Latest posts by Dr. Steinberg (see all)
- Conductive Hearing Loss: Signs, Causes, and Treatments - October 30, 2019
- September is World Alzheimer’s Month - September 24, 2019
- Hearing Loss Helps You Stay Socially Connected - September 1, 2019
If you have invested in hearing aid technology, you have taken the first step on the way to healthy and enjoyable listening. Although this investment is a crucial step, the rehabilitative process will take some time to become fully effective. In addition to the initial role of an audiologist to get you started, some training in hearing strategies can lead to full rehabilitation. You might wonder what auditory rehab would entail. The following are some of the aspects of hearing rehabilitation that you can expect from this kind of program.
Once hearing technology is in place, it is necessary to develop targeted enhancement of auditory functions. You probably began the process with hearing tests. These tests are necessary to understand the particular weaknesses in your hearing profile. Tests analyze the frequency ranges from low to high that are the most difficult to hear. They may also involve speech testing to see if particular types of sound, consonants, and phonemes are the most challenging. Although these tests for the baseline of your auditory rehab, they can change with the introduction of assistive technology. Once you have hearing aids in use, you may discover new weaknesses in your hearing that need to be considered for future management. These assessments consider your newfound range of hearing with the aids in place and develop a new baseline for future hearing.
Hearing aids are not all the same, and many require some instruction for effective implementation. Inserting the aids properly and designing the right volume within in the units may require some instruction and assistance. Learning how to maintain and care for your hearing aids will make sure they are operating in the ideal way for your particular lifestyle and needs. Some auditory rehab programs incorporate group exercises with others who use assistive technology to better understand how they work and to get helpful tips for their implementation. Beyond the practical instructions necessary for hearing aid use, other instructions will help you develop new habits for listening and responding to your environment, including driving and hearing in noisy places. These instructions increase the probability of ongoing use and success with your aids.
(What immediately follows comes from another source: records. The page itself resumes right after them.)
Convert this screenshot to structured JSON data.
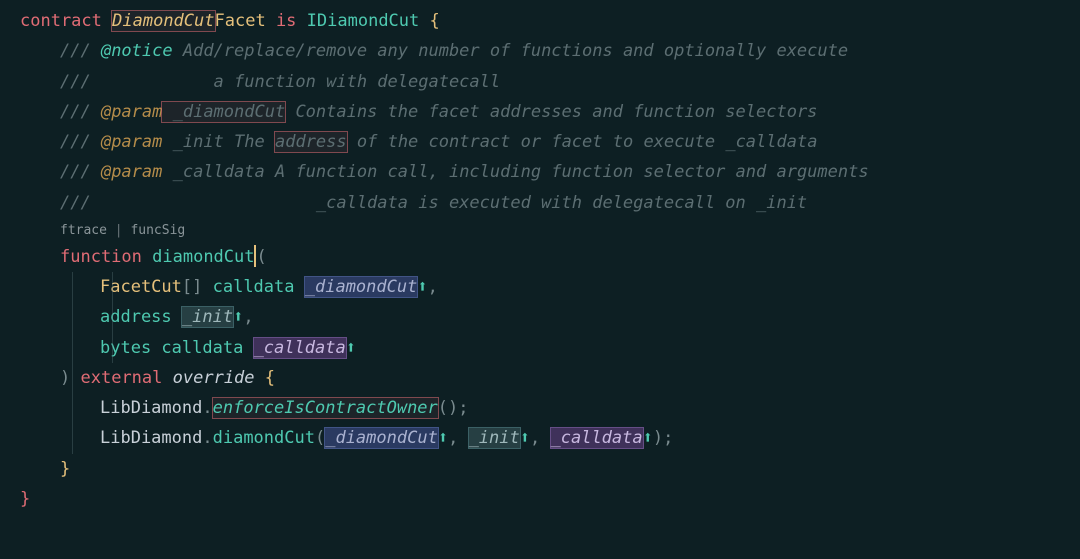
{
  "l1": {
    "contract": "contract",
    "name1": "DiamondCut",
    "name2": "Facet",
    "is": "is",
    "iface": "IDiamondCut",
    "open": " {"
  },
  "c1": {
    "slashes": "///",
    "tag": " @notice",
    "text": " Add/replace/remove any number of functions and optionally execute"
  },
  "c2": {
    "slashes": "///",
    "text": "            a function with delegatecall"
  },
  "c3": {
    "slashes": "///",
    "tag": " @param",
    "name": " _diamondCut",
    "text": " Contains the facet addresses and function selectors"
  },
  "c4": {
    "slashes": "///",
    "tag": " @param",
    "name": " _init",
    "text1": " The ",
    "addr": "address",
    "text2": " of the contract or facet to execute _calldata"
  },
  "c5": {
    "slashes": "///",
    "tag": " @param",
    "name": " _calldata",
    "text": " A function call, including function selector and arguments"
  },
  "c6": {
    "slashes": "///",
    "text": "                      _calldata is executed with delegatecall on _init"
  },
  "codelens": {
    "a": "ftrace",
    "sep": " | ",
    "b": "funcSig"
  },
  "sig": {
    "fn": "function",
    "name": "diamondCut",
    "open": "(",
    "p1_type": "FacetCut",
    "p1_arr": "[] ",
    "p1_loc": "calldata",
    "p1_name": "_diamondCut",
    "p2_type": "address",
    "p2_name": "_init",
    "p3_type": "bytes ",
    "p3_loc": "calldata",
    "p3_name": "_calldata",
    "close": ")",
    "ext": "external",
    "ovr": "override",
    "brace": " {"
  },
  "body": {
    "lib1": "LibDiamond",
    "dot": ".",
    "m1": "enforceIsContractOwner",
    "p1": "();",
    "lib2": "LibDiamond",
    "m2": "diamondCut",
    "open": "(",
    "a1": "_diamondCut",
    "c": ",",
    "sp": " ",
    "a2": "_init",
    "a3": "_calldata",
    "close": ");"
  },
  "close1": "}",
  "close2": "}",
  "arrow": "⬆"
}
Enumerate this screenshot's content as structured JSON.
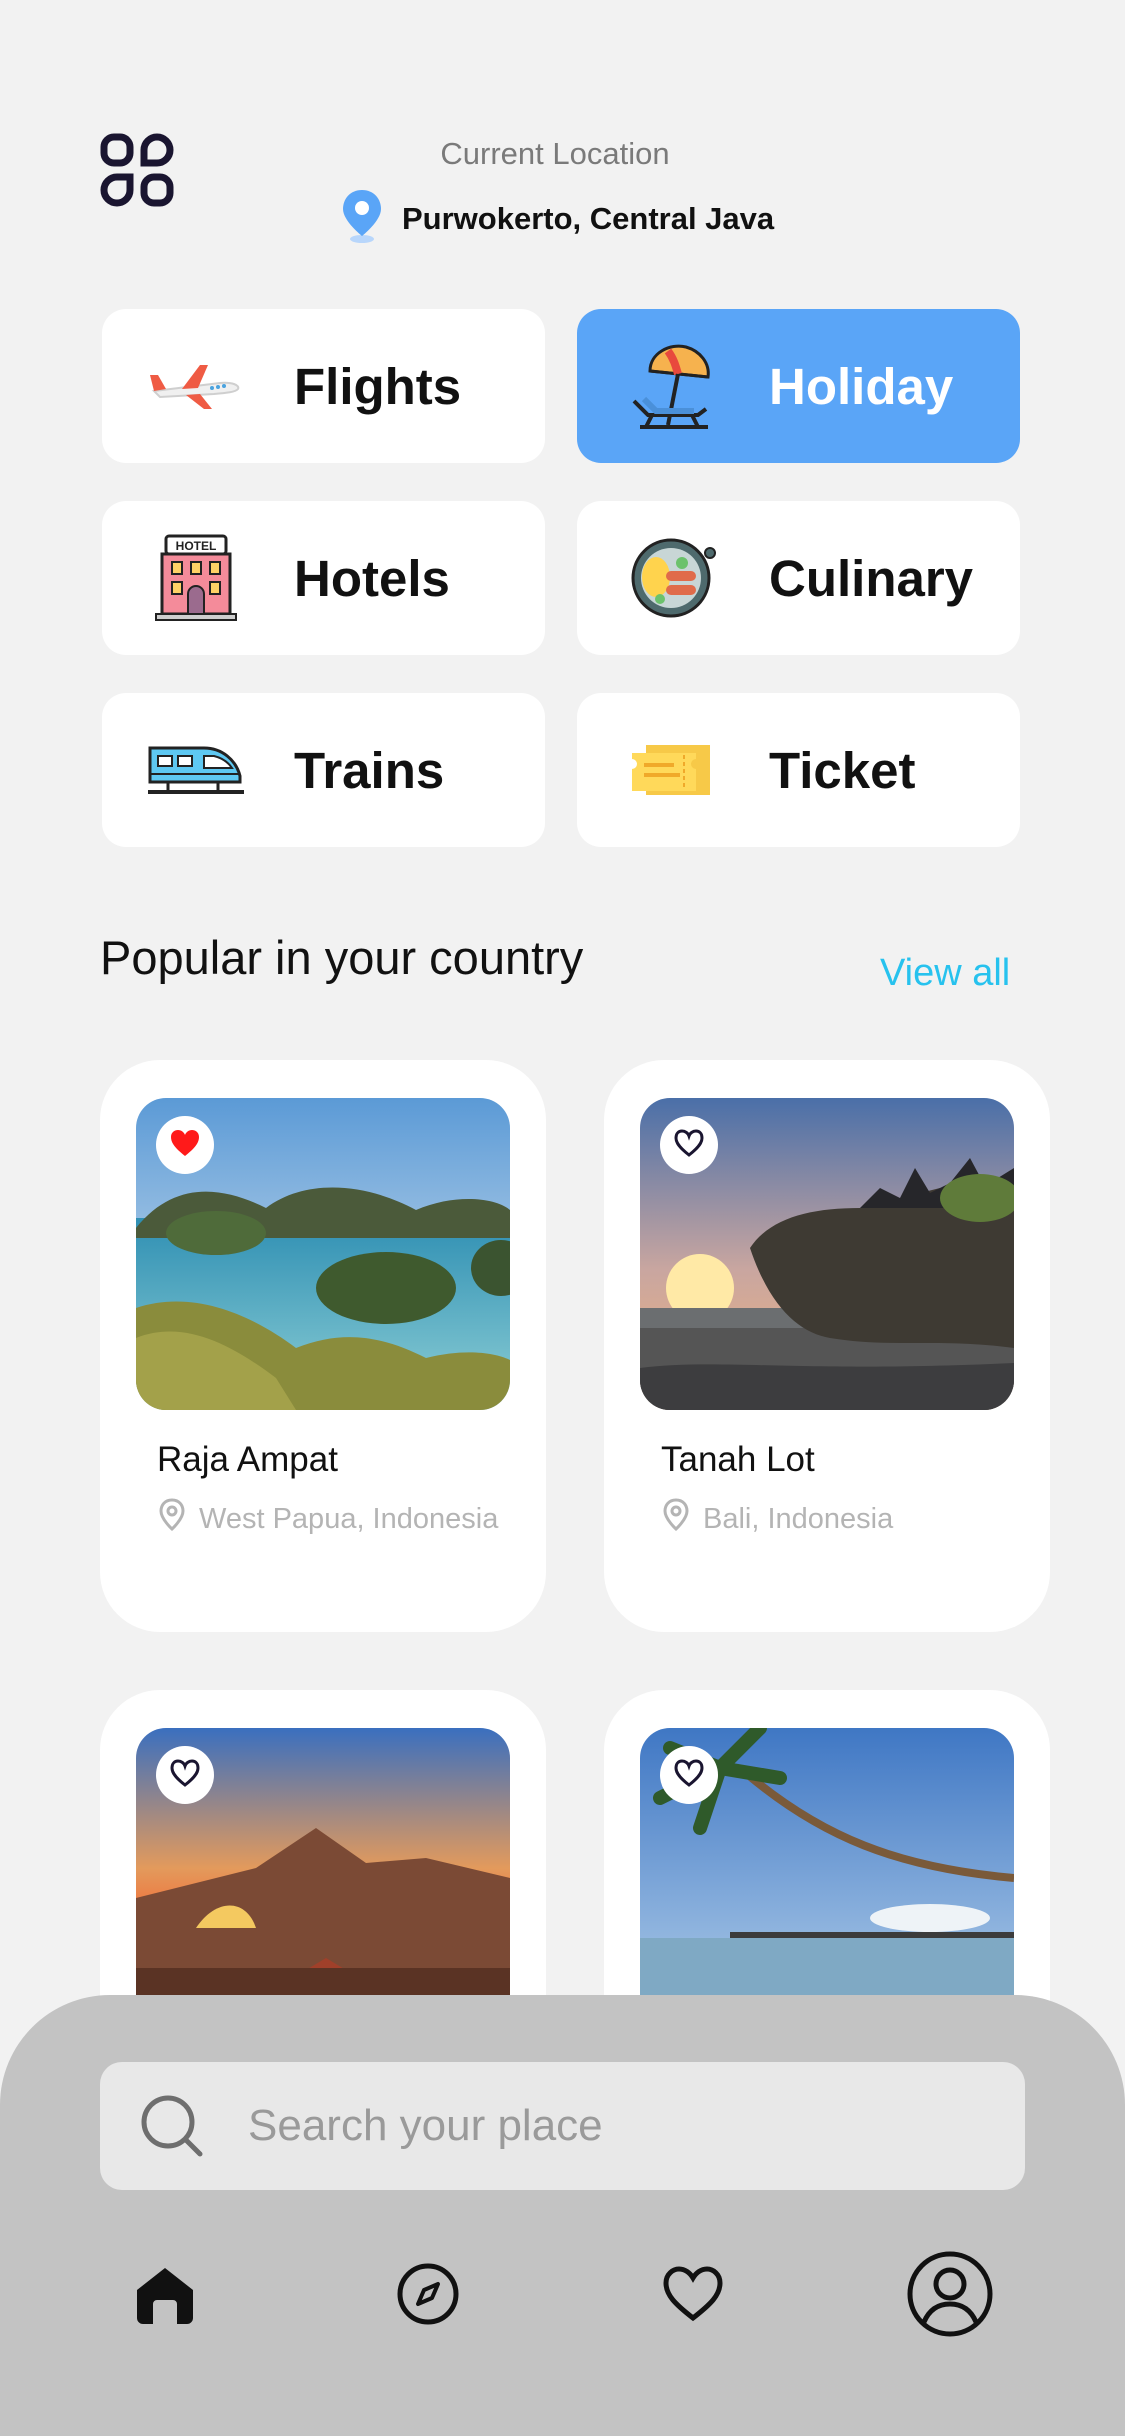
{
  "header": {
    "location_label": "Current Location",
    "location_value": "Purwokerto, Central Java"
  },
  "categories": [
    {
      "label": "Flights",
      "icon": "airplane-icon",
      "active": false
    },
    {
      "label": "Holiday",
      "icon": "beach-umbrella-icon",
      "active": true
    },
    {
      "label": "Hotels",
      "icon": "hotel-icon",
      "active": false
    },
    {
      "label": "Culinary",
      "icon": "food-pan-icon",
      "active": false
    },
    {
      "label": "Trains",
      "icon": "train-icon",
      "active": false
    },
    {
      "label": "Ticket",
      "icon": "ticket-icon",
      "active": false
    }
  ],
  "popular": {
    "title": "Popular in your country",
    "view_all": "View all",
    "places": [
      {
        "name": "Raja Ampat",
        "location": "West Papua, Indonesia",
        "favorited": true
      },
      {
        "name": "Tanah Lot",
        "location": "Bali, Indonesia",
        "favorited": false
      },
      {
        "name": "",
        "location": "",
        "favorited": false
      },
      {
        "name": "",
        "location": "",
        "favorited": false
      }
    ]
  },
  "search": {
    "placeholder": "Search your place"
  },
  "bottom_nav": [
    {
      "icon": "home-icon",
      "active": true
    },
    {
      "icon": "compass-icon",
      "active": false
    },
    {
      "icon": "heart-icon",
      "active": false
    },
    {
      "icon": "profile-icon",
      "active": false
    }
  ],
  "colors": {
    "accent": "#5aa5f7",
    "link": "#27c2ee",
    "favorite": "#ff1a1a",
    "background": "#f2f2f2",
    "sheet": "#c3c3c3"
  }
}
Auditory rehab also includes exercises designed to become comfortable with your new hearing capability. We know that hearing is closely linked with cognition, and the ability to link sound with short- and long-term memory will require training and practice. Interactive exercises will help redevelop the link between hearing and memory for better understanding of the world around you, especially language. These exercises are specially designed to rebuild the neural pathways that may have become weakened or even damaged in the process of hearing loss. Everyday activities and communication contexts may be simulated in these exercises to prepare you for use of your newfound hearing and understanding. Your particular lifestyle, including workplace environments and leisure activities will be incorporated into your personal training curriculum to ensure that hearing is operating at its best in the regular activities of your life.
When issues come up that may be challenging, it is important to have someone to talk to about these experiences. Participation in social life will be greatly enhanced by assistive technology, but the transition to easy communication may not be immediate. Newfound hearing ability can have challenges as well as benefits for your quality of life, and ongoing counseling can help you understand what to expect from future experiences. Counseling can also help you understand the residual deficits of function and activity that you may encounter even with hearing aids in place. More than all of this, it can be helpful to have someone to talk to about your experience with newfound hearing, someone familiar with the process and who can share helpful advice.
The benefits of hearing aid technology are quite wide reaching, and you will be surprised at the range of activities in which you can engage. Communication is one of the greatest benefits, simply being able to hear and understand your loved ones, coworkers, and people you meet in everyday life. Yet this ability may not be immediate. Auditory rehab programs are quite effective at easing the transition from the many coping mechanisms you may have developed to get by with compromised hearing into a newfound life of easy and effective hearing.